> _Records shown_
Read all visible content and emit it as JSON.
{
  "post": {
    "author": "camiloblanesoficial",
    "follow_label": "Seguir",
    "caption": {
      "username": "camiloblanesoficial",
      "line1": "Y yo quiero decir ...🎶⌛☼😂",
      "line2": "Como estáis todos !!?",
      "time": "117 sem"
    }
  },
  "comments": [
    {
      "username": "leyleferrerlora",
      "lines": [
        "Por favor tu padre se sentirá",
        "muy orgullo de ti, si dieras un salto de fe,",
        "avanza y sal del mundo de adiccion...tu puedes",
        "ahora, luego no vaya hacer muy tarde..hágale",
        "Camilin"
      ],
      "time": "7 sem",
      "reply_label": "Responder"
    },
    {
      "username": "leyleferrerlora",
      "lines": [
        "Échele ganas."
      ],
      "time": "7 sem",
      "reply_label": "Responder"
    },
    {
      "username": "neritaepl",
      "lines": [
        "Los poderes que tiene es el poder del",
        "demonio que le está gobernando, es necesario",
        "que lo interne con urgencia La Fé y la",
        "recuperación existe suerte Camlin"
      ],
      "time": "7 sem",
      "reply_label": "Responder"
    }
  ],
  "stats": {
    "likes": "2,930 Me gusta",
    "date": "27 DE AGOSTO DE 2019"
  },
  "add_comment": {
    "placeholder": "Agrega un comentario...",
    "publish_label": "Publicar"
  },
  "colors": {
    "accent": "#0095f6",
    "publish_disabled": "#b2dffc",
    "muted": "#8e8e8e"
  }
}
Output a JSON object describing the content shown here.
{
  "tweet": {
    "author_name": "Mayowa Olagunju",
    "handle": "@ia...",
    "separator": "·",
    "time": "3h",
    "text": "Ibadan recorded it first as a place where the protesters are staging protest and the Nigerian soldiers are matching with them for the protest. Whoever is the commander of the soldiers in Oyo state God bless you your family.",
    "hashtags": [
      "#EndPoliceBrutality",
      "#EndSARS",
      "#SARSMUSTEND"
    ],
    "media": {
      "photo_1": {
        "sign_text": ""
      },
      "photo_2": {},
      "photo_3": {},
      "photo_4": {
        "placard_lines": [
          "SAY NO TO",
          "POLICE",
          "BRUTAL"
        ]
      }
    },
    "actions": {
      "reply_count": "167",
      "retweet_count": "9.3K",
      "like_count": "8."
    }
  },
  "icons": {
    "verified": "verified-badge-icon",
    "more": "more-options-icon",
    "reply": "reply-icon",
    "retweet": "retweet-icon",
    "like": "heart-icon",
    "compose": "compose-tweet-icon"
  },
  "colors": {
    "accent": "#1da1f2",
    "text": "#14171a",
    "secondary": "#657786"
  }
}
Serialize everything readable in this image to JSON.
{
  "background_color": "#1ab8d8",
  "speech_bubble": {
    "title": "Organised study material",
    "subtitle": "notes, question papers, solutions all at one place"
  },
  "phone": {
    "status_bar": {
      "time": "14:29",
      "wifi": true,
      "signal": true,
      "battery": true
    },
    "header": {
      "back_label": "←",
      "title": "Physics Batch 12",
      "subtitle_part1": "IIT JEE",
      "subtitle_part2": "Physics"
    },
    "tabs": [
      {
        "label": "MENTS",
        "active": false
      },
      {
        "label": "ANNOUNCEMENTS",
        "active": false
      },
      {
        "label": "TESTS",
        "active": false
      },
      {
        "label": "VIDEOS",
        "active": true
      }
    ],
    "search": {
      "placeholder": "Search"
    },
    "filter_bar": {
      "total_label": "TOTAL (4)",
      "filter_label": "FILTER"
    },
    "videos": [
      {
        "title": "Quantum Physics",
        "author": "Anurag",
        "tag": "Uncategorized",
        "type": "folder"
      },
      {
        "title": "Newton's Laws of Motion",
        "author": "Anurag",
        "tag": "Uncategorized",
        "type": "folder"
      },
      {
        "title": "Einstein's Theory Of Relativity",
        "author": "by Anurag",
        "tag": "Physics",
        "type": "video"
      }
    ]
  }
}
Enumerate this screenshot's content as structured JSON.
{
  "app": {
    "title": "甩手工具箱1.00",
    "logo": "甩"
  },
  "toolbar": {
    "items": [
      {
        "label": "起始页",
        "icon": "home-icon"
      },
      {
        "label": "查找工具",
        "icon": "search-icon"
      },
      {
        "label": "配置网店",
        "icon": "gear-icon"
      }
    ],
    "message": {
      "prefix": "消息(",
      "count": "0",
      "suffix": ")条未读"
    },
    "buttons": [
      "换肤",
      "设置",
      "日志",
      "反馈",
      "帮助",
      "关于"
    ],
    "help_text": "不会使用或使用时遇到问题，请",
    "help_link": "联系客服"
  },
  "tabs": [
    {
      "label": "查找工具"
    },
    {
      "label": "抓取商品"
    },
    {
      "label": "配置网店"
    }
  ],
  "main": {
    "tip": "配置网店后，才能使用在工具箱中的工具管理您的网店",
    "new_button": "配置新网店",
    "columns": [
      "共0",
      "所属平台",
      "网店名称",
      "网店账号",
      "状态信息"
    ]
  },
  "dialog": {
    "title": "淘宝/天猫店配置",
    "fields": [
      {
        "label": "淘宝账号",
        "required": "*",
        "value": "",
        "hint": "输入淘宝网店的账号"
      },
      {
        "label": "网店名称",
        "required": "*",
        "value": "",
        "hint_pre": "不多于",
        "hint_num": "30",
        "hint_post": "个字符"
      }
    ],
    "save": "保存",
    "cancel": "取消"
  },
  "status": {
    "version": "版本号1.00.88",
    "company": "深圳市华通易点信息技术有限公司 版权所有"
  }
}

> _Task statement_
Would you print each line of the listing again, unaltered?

> _Response area_
Read all visible content and emit it as JSON.
{
  "post": {
    "author": "camiloblanesoficial",
    "follow_label": "Seguir",
    "caption": {
      "username": "camiloblanesoficial",
      "line1": "Y yo quiero decir ...🎶⌛☼😂",
      "line2": "Como estáis todos !!?",
      "time": "117 sem"
    }
  },
  "comments": [
    {
      "username": "leyleferrerlora",
      "lines": [
        "Por favor tu padre se sentirá",
        "muy orgullo de ti, si dieras un salto de fe,",
        "avanza y sal del mundo de adiccion...tu puedes",
        "ahora, luego no vaya hacer muy tarde..hágale",
        "Camilin"
      ],
      "time": "7 sem",
      "reply_label": "Responder"
    },
    {
      "username": "leyleferrerlora",
      "lines": [
        "Échele ganas."
      ],
      "time": "7 sem",
      "reply_label": "Responder"
    },
    {
      "username": "neritaepl",
      "lines": [
        "Los poderes que tiene es el poder del",
        "demonio que le está gobernando, es necesario",
        "que lo interne con urgencia La Fé y la",
        "recuperación existe suerte Camlin"
      ],
      "time": "7 sem",
      "reply_label": "Responder"
    }
  ],
  "stats": {
    "likes": "2,930 Me gusta",
    "date": "27 DE AGOSTO DE 2019"
  },
  "add_comment": {
    "placeholder": "Agrega un comentario...",
    "publish_label": "Publicar"
  },
  "colors": {
    "accent": "#0095f6",
    "publish_disabled": "#b2dffc",
    "muted": "#8e8e8e"
  }
}
Output a JSON object describing the content shown here.
{
  "tweet": {
    "author_name": "Mayowa Olagunju",
    "handle": "@ia...",
    "separator": "·",
    "time": "3h",
    "text": "Ibadan recorded it first as a place where the protesters are staging protest and the Nigerian soldiers are matching with them for the protest. Whoever is the commander of the soldiers in Oyo state God bless you your family.",
    "hashtags": [
      "#EndPoliceBrutality",
      "#EndSARS",
      "#SARSMUSTEND"
    ],
    "media": {
      "photo_1": {
        "sign_text": ""
      },
      "photo_2": {},
      "photo_3": {},
      "photo_4": {
        "placard_lines": [
          "SAY NO TO",
          "POLICE",
          "BRUTAL"
        ]
      }
    },
    "actions": {
      "reply_count": "167",
      "retweet_count": "9.3K",
      "like_count": "8."
    }
  },
  "icons": {
    "verified": "verified-badge-icon",
    "more": "more-options-icon",
    "reply": "reply-icon",
    "retweet": "retweet-icon",
    "like": "heart-icon",
    "compose": "compose-tweet-icon"
  },
  "colors": {
    "accent": "#1da1f2",
    "text": "#14171a",
    "secondary": "#657786"
  }
}
Serialize everything readable in this image to JSON.
{
  "background_color": "#1ab8d8",
  "speech_bubble": {
    "title": "Organised study material",
    "subtitle": "notes, question papers, solutions all at one place"
  },
  "phone": {
    "status_bar": {
      "time": "14:29",
      "wifi": true,
      "signal": true,
      "battery": true
    },
    "header": {
      "back_label": "←",
      "title": "Physics Batch 12",
      "subtitle_part1": "IIT JEE",
      "subtitle_part2": "Physics"
    },
    "tabs": [
      {
        "label": "MENTS",
        "active": false
      },
      {
        "label": "ANNOUNCEMENTS",
        "active": false
      },
      {
        "label": "TESTS",
        "active": false
      },
      {
        "label": "VIDEOS",
        "active": true
      }
    ],
    "search": {
      "placeholder": "Search"
    },
    "filter_bar": {
      "total_label": "TOTAL (4)",
      "filter_label": "FILTER"
    },
    "videos": [
      {
        "title": "Quantum Physics",
        "author": "Anurag",
        "tag": "Uncategorized",
        "type": "folder"
      },
      {
        "title": "Newton's Laws of Motion",
        "author": "Anurag",
        "tag": "Uncategorized",
        "type": "folder"
      },
      {
        "title": "Einstein's Theory Of Relativity",
        "author": "by Anurag",
        "tag": "Physics",
        "type": "video"
      }
    ]
  }
}
Enumerate this screenshot's content as structured JSON.
{
  "app": {
    "title": "甩手工具箱1.00",
    "logo": "甩"
  },
  "toolbar": {
    "items": [
      {
        "label": "起始页",
        "icon": "home-icon"
      },
      {
        "label": "查找工具",
        "icon": "search-icon"
      },
      {
        "label": "配置网店",
        "icon": "gear-icon"
      }
    ],
    "message": {
      "prefix": "消息(",
      "count": "0",
      "suffix": ")条未读"
    },
    "buttons": [
      "换肤",
      "设置",
      "日志",
      "反馈",
      "帮助",
      "关于"
    ],
    "help_text": "不会使用或使用时遇到问题，请",
    "help_link": "联系客服"
  },
  "tabs": [
    {
      "label": "查找工具"
    },
    {
      "label": "抓取商品"
    },
    {
      "label": "配置网店"
    }
  ],
  "main": {
    "tip": "配置网店后，才能使用在工具箱中的工具管理您的网店",
    "new_button": "配置新网店",
    "columns": [
      "共0",
      "所属平台",
      "网店名称",
      "网店账号",
      "状态信息"
    ]
  },
  "dialog": {
    "title": "淘宝/天猫店配置",
    "fields": [
      {
        "label": "淘宝账号",
        "required": "*",
        "value": "",
        "hint": "输入淘宝网店的账号"
      },
      {
        "label": "网店名称",
        "required": "*",
        "value": "",
        "hint_pre": "不多于",
        "hint_num": "30",
        "hint_post": "个字符"
      }
    ],
    "save": "保存",
    "cancel": "取消"
  },
  "status": {
    "version": "版本号1.00.88",
    "company": "深圳市华通易点信息技术有限公司 版权所有"
  }
}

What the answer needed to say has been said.